We were a bit more confused when the senior diplomat appeared to say "I really believe that we are an honest and corrupt nation". We tittered politely. Did he say that? Did we miss-hear? Perhaps he said "honest, uncorrupt nation" but that's a strange phrase too.
Much of the main speech was about the power of new media, blogs, twitter, youtube and so on. This is an interesting challenge for the Diplomatic Corps who are in the business of controlling communication, not letting it rip. These social media give mere mortals a direct view inside the diplomatic bubble and the senior diplomats will have to move quickly to get on top of them. In fact I heard of a new concept, a "digital coach" who apparently works one to one with a senior executive coaching them through the world of social media (isn't that sort of like a paid grandchild?). I enjoyed tweeting about diplomats talking about tweeting.
This piercing of the bubble by social media will be very interesting, because that world really is a bubble. For a few hours one is dinning with over a hundred senior diplomats and other guests in one of London's best hotels and you are completely disconnected from the everyday world outside. Then at the end of the evening, we go our separate ways.
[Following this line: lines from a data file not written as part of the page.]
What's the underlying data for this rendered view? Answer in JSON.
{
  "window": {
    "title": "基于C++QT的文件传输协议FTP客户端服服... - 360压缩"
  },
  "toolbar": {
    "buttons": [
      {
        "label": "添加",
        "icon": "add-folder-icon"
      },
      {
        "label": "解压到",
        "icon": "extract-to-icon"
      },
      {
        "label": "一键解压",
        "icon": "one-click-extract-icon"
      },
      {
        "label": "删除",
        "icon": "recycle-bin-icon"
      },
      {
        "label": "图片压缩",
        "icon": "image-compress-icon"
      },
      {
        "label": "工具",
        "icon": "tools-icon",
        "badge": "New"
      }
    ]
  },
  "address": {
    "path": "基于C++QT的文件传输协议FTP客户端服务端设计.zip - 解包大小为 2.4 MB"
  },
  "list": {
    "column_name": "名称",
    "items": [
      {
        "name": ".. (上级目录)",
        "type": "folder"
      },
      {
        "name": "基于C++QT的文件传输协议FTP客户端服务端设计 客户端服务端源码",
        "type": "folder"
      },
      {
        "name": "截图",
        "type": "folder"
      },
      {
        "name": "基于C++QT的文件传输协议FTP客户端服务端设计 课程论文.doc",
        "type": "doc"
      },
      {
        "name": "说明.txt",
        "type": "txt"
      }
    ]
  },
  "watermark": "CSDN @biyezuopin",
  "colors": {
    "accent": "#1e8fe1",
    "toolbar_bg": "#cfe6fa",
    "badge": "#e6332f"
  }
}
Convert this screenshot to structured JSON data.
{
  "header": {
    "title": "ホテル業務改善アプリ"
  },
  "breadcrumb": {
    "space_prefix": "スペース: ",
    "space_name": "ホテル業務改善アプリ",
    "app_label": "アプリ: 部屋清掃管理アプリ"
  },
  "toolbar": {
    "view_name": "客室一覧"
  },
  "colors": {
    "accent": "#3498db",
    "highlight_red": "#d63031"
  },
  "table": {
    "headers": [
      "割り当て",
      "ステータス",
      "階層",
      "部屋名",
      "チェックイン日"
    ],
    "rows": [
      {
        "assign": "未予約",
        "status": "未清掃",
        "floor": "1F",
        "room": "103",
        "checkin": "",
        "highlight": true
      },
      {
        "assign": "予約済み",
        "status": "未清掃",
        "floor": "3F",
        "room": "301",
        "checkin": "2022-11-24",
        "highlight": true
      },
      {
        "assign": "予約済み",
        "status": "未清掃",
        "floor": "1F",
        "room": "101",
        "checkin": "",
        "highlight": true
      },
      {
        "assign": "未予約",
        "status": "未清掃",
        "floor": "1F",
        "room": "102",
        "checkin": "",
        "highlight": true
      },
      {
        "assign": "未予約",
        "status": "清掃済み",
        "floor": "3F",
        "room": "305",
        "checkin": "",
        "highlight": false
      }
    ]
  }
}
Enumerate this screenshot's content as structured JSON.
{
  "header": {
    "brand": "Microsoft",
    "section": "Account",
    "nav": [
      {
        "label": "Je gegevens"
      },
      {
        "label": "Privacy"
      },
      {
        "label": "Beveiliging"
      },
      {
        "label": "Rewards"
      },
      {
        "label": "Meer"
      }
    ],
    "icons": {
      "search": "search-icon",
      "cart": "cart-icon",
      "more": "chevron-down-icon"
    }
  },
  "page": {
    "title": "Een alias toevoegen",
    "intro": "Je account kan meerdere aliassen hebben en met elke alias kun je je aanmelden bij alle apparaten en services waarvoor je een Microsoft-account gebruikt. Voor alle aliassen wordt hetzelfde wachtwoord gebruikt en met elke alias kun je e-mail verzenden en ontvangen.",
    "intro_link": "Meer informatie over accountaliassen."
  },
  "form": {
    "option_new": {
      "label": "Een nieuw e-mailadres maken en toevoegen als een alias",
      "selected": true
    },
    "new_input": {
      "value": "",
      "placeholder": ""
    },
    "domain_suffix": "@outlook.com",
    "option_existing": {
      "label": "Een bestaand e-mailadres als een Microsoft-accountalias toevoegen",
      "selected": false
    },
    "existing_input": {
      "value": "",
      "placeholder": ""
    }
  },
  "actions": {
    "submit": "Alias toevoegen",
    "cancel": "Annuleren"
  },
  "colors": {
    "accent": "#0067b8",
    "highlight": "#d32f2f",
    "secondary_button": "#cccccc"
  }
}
The Ambassadors step into their long, black limos with uniformed drivers (picture a hundred cars all with number plates like "COUNTRY 1" parked in 3 rows on Park Lane) and stay in the heart of the bubble.
Mere mortals, like me, wander off to our parked cars, rip off our bow-ties, stick on some roots music and zoom off back to reality.